◆ **PROBLEM REQUIREMENTS**
Search term "duration": copy each line of the records that contains it.
•••••
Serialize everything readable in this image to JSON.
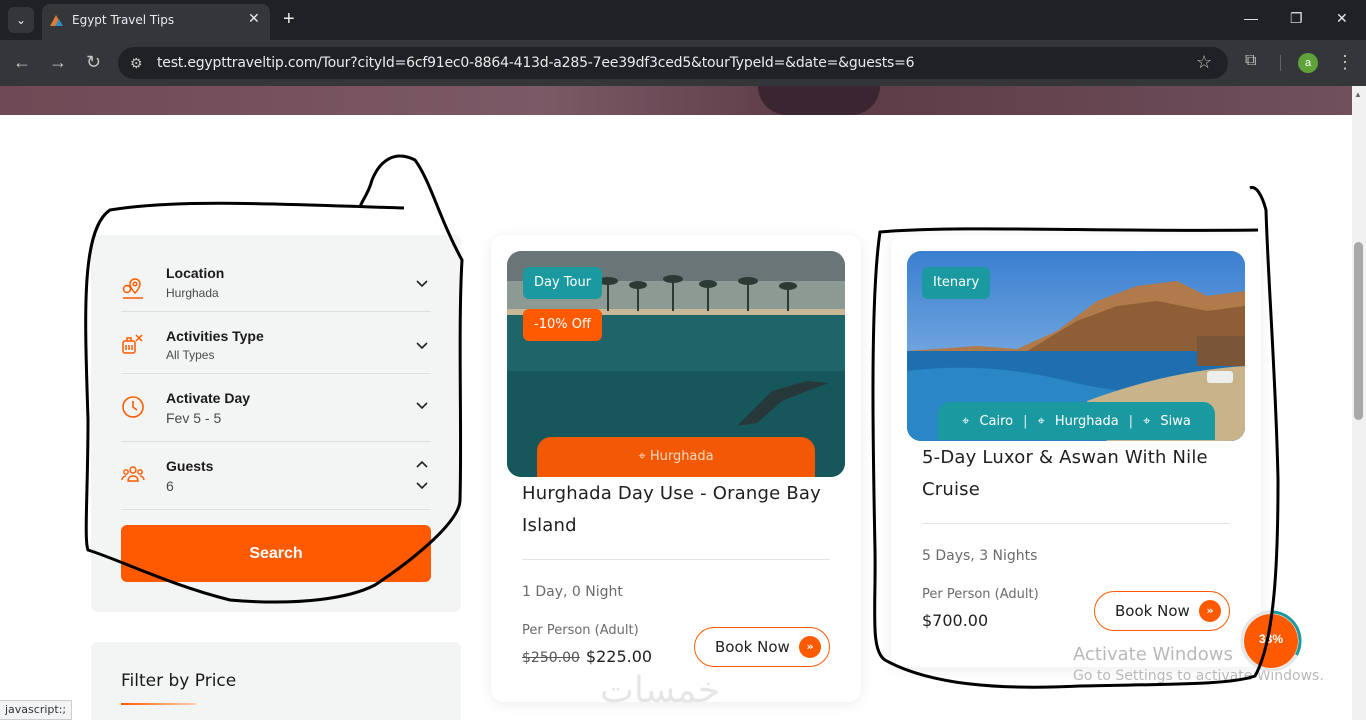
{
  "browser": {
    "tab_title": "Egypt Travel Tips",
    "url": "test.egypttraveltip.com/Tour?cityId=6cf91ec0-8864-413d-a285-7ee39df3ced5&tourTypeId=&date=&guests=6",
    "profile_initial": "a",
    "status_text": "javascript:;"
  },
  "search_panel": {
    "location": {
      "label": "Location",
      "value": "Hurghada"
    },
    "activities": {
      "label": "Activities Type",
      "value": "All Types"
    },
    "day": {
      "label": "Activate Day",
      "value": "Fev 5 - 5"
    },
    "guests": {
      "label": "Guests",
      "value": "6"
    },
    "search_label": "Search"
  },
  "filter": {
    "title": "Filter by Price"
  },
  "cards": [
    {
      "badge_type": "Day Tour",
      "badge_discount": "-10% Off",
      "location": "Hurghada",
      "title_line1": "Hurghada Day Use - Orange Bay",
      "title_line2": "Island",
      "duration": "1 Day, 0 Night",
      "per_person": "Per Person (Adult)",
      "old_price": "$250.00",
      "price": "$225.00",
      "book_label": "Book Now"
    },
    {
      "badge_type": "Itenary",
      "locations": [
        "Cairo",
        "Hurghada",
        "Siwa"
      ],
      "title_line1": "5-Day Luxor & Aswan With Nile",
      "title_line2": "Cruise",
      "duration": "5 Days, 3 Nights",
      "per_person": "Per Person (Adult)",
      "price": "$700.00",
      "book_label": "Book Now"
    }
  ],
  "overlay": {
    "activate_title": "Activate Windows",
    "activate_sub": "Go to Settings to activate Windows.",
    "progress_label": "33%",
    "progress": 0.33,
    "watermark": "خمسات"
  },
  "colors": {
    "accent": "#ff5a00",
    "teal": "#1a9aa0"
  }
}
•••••
◆ **RESPONSE TO THE TASK**
      "duration": "1 Day, 0 Night",
      "duration": "5 Days, 3 Nights",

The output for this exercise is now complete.